Perhaps that’s the difference between ID proponents and more sensible people. For most of us, our inability to refute a simple argument that we know is rejected by nearly all scientists is evidence that we need to learn more about science. For ID proponents it’s evidence that scientists just can’t understand really simple arguments.
The notion that everything is just so simple for anyone who is thinking clearly seems to be a theme these days over at Uncommon Descent. In this recent post, from Barry Arrington, we get a quote from G. K. Chesterton. Here’s part of it:
The believers in miracles accept them (rightly or wrongly) because they have evidence for them. The disbelievers in miracles deny them (rightly or wrongly) because they have a doctrine against them. The open, obvious, democratic thing is to believe an old apple-woman when she bears testimony to a miracle, just as you believe an old apple-woman when she bears testimony to a murder. The plain, popular course is to trust the peasant’s word about the ghost exactly as far as you trust the peasant’s word about the landlord. Being a peasant he will probably have a great deal of healthy agnosticism about both.
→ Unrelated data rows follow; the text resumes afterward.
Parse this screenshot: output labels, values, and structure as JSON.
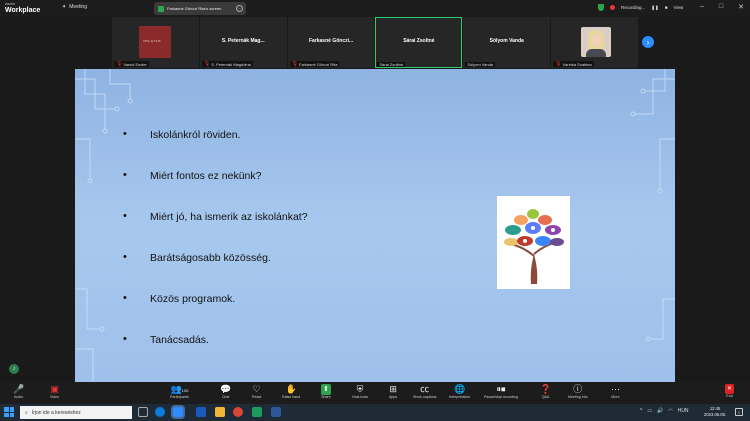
{
  "titlebar": {
    "brand_small": "zoom",
    "brand_big": "Workplace",
    "meeting_label": "Meeting",
    "share_pill_text": "Farkasné Gönczi Rita's screen",
    "recording_label": "Recording...",
    "view_label": "View"
  },
  "gallery": {
    "tiles": [
      {
        "name": "",
        "label": "Varsói Eszter",
        "has_book": true,
        "book_text": "VITE ALTIUS"
      },
      {
        "name": "S. Peternák Mag...",
        "label": "S. Peternák Magdolna"
      },
      {
        "name": "Farkasné Gönczi...",
        "label": "Farkasné Gönczi Rita"
      },
      {
        "name": "Sárai Zsoltné",
        "label": "Sárai Zsoltné",
        "active": true
      },
      {
        "name": "Sólyom Vanda",
        "label": "Sólyom Vanda"
      },
      {
        "name": "",
        "label": "Várinka Szabina",
        "has_face": true
      }
    ]
  },
  "slide": {
    "bullets": [
      "Iskolánkról röviden.",
      "Miért fontos ez nekünk?",
      "Miért jó, ha ismerik az iskolánkat?",
      "Barátságosabb közösség.",
      "Közös programok.",
      "Tanácsadás."
    ]
  },
  "toolbar": {
    "audio": "Audio",
    "video": "Video",
    "participants": "Participants",
    "participants_count": "120",
    "chat": "Chat",
    "react": "React",
    "raise_hand": "Raise hand",
    "share": "Share",
    "host_tools": "Host tools",
    "apps": "Apps",
    "captions": "Show captions",
    "interpretation": "Interpretation",
    "recording": "Pause/stop recording",
    "qa": "Q&A",
    "info": "Meeting info",
    "more": "More",
    "end": "End"
  },
  "taskbar": {
    "search_placeholder": "Írjon ide a kereséshez",
    "lang": "HUN",
    "time": "12:45",
    "date": "2023.06.06."
  },
  "colors": {
    "accent_blue": "#2d8cff",
    "active_green": "#2ecc71",
    "end_red": "#dd2222"
  }
}
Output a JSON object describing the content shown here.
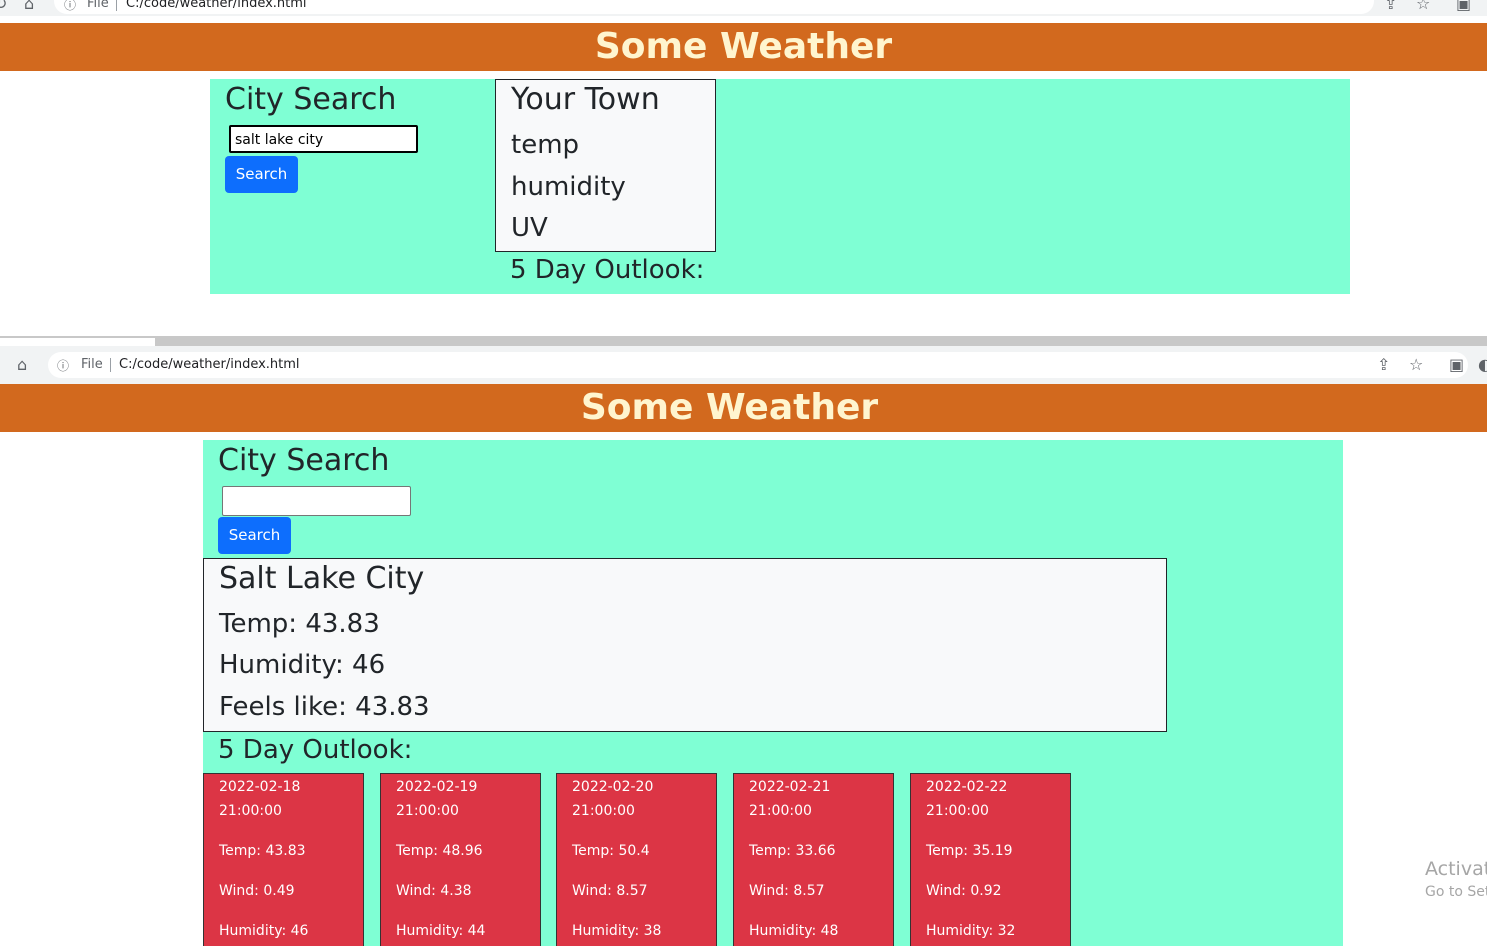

Still you could fill the British Museum with evidence uttered by the peasant, and given in favour of the ghost. If it comes to human testimony there is a choking cataract of human testimony in favour of the supernatural. If you reject it, you can only mean one of two things. You reject the peasant’s story about the ghost either because the man is a peasant or because the story is a ghost story.
Am I the only one reminded of the episode of The Simpsons in which Lisa digs up a fossil that appears to be an angel? Interviewed on the local news program, reporter Kent Brockman asks her, with tremendous indignation, “How can you continue to deny the existence of angels when you yourself found a skeleton that looks a lot like an angel?”
In addition to all the other problems with Chesterton’s argument, we should note precisely how full of it he really is. As a devout Catholic, he had no problem dismissing all of the miracle stories told by rival religions. His fondness for democracy did not extend to the claims made on behalf of Mohammad or of Joseph Smith.
So there you go. Ghosts are real because people sometimes claim to have had experiences of ghosts. ID is trivially obvious to anyone who is not overeducated or dogmatic.
Who knew it was all so simple?